My children haven’t read a single word in any of the Harry Potter books, nor have they seen more than a couple of trailers for any of the movies, yet they have a surprisingly good sense of the characters, setting, and plot thanks to some pretty impressive marketing campaigns. Little Red has been identifying himself with the Weasleys for a couple of years. He speaks of the locations and people as though he knows.
Which he doesn’t, of course. Nor will he for a while.
It’s not that I have anything against the books. I have thouroughly enjoyed the stories and I look forward to sharing them with my children. I look forward to the book talk and recreating the scenes in play. But those dreams of mine will have to wait a few more years.
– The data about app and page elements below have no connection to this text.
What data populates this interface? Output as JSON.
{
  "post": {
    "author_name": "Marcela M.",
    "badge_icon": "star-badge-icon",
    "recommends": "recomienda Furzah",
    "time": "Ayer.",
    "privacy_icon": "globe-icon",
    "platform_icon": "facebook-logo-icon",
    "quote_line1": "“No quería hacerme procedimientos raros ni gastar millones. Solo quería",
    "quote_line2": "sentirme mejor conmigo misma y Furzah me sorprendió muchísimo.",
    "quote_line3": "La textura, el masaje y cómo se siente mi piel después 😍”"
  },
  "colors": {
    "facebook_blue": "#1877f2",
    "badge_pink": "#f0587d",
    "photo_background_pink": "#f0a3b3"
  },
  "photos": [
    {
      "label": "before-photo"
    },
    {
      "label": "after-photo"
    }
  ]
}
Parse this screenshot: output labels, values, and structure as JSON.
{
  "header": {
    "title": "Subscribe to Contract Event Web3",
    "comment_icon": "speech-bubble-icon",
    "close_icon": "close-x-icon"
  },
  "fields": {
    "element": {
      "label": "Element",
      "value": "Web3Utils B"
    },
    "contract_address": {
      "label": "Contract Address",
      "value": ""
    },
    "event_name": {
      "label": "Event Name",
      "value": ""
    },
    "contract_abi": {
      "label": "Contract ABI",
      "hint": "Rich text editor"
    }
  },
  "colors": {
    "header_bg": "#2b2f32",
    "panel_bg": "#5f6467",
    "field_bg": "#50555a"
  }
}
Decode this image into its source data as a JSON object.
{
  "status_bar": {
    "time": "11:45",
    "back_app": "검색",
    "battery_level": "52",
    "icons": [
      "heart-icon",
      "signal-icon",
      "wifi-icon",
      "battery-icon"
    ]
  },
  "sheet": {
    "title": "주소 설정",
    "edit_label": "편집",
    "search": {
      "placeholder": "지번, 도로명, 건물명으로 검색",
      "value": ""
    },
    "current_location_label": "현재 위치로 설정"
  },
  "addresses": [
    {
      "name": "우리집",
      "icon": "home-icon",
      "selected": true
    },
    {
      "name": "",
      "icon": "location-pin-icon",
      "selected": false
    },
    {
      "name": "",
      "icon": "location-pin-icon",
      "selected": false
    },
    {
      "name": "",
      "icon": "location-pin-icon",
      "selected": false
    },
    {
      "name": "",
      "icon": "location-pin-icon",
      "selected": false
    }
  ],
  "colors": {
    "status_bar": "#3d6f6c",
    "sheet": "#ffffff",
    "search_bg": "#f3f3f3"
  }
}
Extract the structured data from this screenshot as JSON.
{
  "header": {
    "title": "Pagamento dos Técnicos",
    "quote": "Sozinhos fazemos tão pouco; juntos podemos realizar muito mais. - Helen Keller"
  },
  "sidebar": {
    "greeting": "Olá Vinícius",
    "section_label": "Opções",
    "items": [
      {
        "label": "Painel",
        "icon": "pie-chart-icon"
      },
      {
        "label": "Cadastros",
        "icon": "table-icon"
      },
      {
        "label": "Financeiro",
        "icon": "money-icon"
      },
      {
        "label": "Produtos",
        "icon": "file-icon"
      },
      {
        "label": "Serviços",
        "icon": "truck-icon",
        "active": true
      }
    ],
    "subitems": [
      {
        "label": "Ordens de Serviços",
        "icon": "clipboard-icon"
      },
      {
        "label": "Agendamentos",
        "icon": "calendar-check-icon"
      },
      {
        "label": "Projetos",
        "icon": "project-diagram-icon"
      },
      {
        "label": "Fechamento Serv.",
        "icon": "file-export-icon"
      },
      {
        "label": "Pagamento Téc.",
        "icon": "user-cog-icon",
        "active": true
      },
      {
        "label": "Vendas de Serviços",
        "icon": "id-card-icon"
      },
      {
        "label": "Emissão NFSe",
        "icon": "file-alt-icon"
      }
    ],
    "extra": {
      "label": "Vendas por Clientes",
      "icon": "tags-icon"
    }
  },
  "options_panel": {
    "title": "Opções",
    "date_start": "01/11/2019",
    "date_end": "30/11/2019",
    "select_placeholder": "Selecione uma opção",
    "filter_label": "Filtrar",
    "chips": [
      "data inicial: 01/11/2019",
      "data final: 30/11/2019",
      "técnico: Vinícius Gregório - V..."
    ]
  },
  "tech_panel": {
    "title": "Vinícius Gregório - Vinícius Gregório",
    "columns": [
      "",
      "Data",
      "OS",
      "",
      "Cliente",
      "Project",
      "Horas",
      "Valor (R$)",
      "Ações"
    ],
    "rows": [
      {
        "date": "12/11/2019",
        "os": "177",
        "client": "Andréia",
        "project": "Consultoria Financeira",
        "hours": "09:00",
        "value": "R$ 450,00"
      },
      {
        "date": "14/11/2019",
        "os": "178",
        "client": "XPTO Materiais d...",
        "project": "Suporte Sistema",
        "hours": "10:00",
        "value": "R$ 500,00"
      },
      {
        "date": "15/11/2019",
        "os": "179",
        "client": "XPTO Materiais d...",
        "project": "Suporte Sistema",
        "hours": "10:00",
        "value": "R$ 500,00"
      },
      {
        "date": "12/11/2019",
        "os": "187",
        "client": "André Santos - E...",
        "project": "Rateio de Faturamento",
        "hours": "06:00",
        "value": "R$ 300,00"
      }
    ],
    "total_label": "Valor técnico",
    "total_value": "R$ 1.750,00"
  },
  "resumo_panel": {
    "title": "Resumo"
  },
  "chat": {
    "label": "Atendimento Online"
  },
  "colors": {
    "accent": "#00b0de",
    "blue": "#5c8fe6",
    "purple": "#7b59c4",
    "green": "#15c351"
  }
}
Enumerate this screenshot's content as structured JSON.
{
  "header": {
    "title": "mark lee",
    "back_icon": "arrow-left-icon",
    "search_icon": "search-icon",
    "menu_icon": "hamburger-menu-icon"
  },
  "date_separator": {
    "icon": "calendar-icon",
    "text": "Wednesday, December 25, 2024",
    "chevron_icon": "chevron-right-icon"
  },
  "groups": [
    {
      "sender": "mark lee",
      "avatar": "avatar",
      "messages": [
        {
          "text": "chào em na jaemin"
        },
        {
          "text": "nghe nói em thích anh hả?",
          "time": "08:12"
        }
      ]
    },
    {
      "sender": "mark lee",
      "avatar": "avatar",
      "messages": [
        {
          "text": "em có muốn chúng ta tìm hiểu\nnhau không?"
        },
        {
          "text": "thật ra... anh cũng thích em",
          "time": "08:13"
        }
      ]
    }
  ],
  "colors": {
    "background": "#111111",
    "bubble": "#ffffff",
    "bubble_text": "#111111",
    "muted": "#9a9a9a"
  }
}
The rule for our home is that you must be at least the age of Harry in the story you’re about to read. When he is eleven he may read the book about when Harry is eleven and he may afterwards watch the corresponding movie. When he is twelve he may read the book of when Harry is twelve and may afterwards watch the corresponding movie. I certainly forsee some wiggle room as he progresses through the series, but in the beginning I’d like him to step through the stories with the protagonists.
It isn’t just because the stories go from benign to dark at an exponential rate. It isn’t just that I want to preserve his youthful innocence as long as possible (can he read the entire collection of Magic Treehouse stories before losing interest? Why aren’t there more A-Z Mysteries?) It isn’t even only because I’m afraid if he’s marathoning the books he’ll fall straight into the torture scenes before he has the emotional maturity to separate fact from fiction or discover too early that the world is not as rosy as he thinks. It’s also because I want him to get the most out of the books.
I want him to wait because he’ll appreciate it more. The children who were at reading age when the books came out literally grew up with Harry. They had to wait for each installment (and as a result they matured, better prepared for the next one.) No one ever died from anticipation, but they did read and re-read, and deepen their comprehension of the previous book. In each book Harry matures, and his relationships with his friends evolve, and his tasks get harder. I want my children to always feel like they can relate to Harry, that they are the fourth member of his group, that they are in the middle of it, and I can best help that happen if my children, when reading the books, are similar in age.
It isn’t just that I want to shelter them from the scary stuff for as long as I can, it’s that I want them to reap the benefits of all the good in the book, too. I want them to be successful readers of the books. I want them to love the stories as I do (or more.)
Let’s discuss: When do/did you introduce Harry Potter to your children and why?